4
  • I think it's worth noting that people are interpreting "Transitional candidate" and "Look, I view myself as a bridge, not as anything else" as indicative of a single term candidate, whereas he could see himself as a transitional candidate from a two term presidency, and a bridge over two terms. It sounds like the people who are thinking this translates to one-term candidacy rather than implying he wants a Democratic successor in 2028, and not that he views himself as necessary for that through 2024. Are those quotes sourced in the NYT article (I can't verify as it's paywalled and I'm cheap.)? Sep 12 at 7:45
  • I tend to infer his comments about being a "transitional candidate" and "as a bridge" as being more indicative of his talk about bringing America into a more united position (in terms of the recently hostile positions of the Democrats and Republicans) following his presidency.
    – James
    Sep 12 at 14:10
  • 1
    @AlexanderThe1st I got the first quote slightly wrong, he actually said "transition candidate", and it is sourced in the NY Times link. I will edit the above to fix it. I sourced the second ("bridge") quote from usatoday.com/story/opinion/2021/03/29/… and I'll add that too. Sep 12 at 15:56
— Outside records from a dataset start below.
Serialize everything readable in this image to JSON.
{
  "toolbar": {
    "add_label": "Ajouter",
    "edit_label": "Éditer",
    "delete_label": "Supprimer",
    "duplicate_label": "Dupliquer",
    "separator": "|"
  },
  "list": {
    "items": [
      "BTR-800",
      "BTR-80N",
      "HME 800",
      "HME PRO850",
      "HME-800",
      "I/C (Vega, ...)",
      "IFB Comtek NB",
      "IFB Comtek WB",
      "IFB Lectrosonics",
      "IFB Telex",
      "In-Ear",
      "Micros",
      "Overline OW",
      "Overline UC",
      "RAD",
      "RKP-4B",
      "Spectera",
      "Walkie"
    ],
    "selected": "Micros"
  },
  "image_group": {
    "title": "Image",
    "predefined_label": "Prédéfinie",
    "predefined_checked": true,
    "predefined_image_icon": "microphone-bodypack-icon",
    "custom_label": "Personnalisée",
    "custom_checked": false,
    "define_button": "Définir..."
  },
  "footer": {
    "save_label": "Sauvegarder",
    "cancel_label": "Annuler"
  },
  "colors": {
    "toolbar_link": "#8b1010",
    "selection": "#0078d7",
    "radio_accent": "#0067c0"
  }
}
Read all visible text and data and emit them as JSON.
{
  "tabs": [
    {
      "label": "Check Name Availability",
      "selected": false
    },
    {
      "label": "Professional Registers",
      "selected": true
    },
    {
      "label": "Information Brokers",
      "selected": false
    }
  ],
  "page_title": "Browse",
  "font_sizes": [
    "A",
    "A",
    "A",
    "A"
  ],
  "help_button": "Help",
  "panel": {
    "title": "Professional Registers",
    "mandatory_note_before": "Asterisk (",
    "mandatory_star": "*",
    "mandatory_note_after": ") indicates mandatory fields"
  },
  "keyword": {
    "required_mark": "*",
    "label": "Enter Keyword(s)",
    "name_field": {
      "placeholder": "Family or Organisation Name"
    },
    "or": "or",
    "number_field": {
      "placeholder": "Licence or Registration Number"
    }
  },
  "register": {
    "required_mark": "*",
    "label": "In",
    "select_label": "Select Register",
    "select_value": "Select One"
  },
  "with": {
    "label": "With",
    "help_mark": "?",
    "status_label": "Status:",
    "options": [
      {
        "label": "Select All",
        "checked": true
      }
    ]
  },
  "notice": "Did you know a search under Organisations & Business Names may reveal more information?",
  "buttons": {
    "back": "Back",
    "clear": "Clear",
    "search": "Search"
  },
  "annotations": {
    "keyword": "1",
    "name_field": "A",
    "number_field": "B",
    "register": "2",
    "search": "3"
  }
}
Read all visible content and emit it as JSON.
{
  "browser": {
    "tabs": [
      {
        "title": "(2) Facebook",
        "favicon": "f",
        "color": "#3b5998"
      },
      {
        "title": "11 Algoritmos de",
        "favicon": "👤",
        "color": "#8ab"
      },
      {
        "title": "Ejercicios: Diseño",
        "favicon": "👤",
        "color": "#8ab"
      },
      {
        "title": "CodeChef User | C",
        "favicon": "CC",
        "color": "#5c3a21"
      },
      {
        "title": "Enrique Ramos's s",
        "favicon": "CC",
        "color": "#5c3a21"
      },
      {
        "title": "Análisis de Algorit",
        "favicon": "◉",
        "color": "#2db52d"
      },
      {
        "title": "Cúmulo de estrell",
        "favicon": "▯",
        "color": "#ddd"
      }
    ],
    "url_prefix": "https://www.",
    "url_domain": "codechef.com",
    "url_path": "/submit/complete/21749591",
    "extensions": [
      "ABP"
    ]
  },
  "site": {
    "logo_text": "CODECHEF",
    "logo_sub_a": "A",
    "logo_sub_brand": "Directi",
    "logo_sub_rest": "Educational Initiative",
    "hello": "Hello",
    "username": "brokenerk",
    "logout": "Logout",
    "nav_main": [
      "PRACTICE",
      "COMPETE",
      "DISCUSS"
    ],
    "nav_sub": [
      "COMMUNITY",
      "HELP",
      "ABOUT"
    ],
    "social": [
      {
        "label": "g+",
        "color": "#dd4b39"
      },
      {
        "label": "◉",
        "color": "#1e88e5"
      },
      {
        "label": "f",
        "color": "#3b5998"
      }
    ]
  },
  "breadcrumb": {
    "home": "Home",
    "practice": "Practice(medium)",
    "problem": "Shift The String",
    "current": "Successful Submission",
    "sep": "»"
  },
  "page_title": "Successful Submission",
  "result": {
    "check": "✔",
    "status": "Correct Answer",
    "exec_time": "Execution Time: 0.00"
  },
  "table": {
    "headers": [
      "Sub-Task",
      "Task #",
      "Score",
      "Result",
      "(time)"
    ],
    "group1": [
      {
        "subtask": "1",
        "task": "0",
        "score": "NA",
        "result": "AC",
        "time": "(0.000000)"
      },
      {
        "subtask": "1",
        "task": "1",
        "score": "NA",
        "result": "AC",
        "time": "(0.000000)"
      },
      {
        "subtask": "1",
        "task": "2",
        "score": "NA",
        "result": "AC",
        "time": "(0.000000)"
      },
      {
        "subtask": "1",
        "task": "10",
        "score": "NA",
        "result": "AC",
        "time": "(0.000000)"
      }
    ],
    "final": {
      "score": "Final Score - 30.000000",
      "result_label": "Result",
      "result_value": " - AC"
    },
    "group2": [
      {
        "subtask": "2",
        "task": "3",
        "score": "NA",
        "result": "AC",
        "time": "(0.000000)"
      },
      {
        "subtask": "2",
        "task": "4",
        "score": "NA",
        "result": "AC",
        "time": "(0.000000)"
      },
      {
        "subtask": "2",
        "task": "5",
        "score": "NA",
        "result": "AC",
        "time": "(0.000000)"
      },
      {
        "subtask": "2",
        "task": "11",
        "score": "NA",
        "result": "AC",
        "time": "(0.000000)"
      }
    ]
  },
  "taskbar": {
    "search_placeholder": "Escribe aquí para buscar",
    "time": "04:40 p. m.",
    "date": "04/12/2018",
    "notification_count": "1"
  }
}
  • Thanks for those updates! @James: That could very well be the case, although I suspect that the staff who think he would only be a single term president are thinking he would call himself a "Bipartisan candidate" in that case - which appears to be the root of the speculation. Sep 12 at 20:18

You must log in to answer this question.

Not the answer you're looking for? Browse other questions tagged .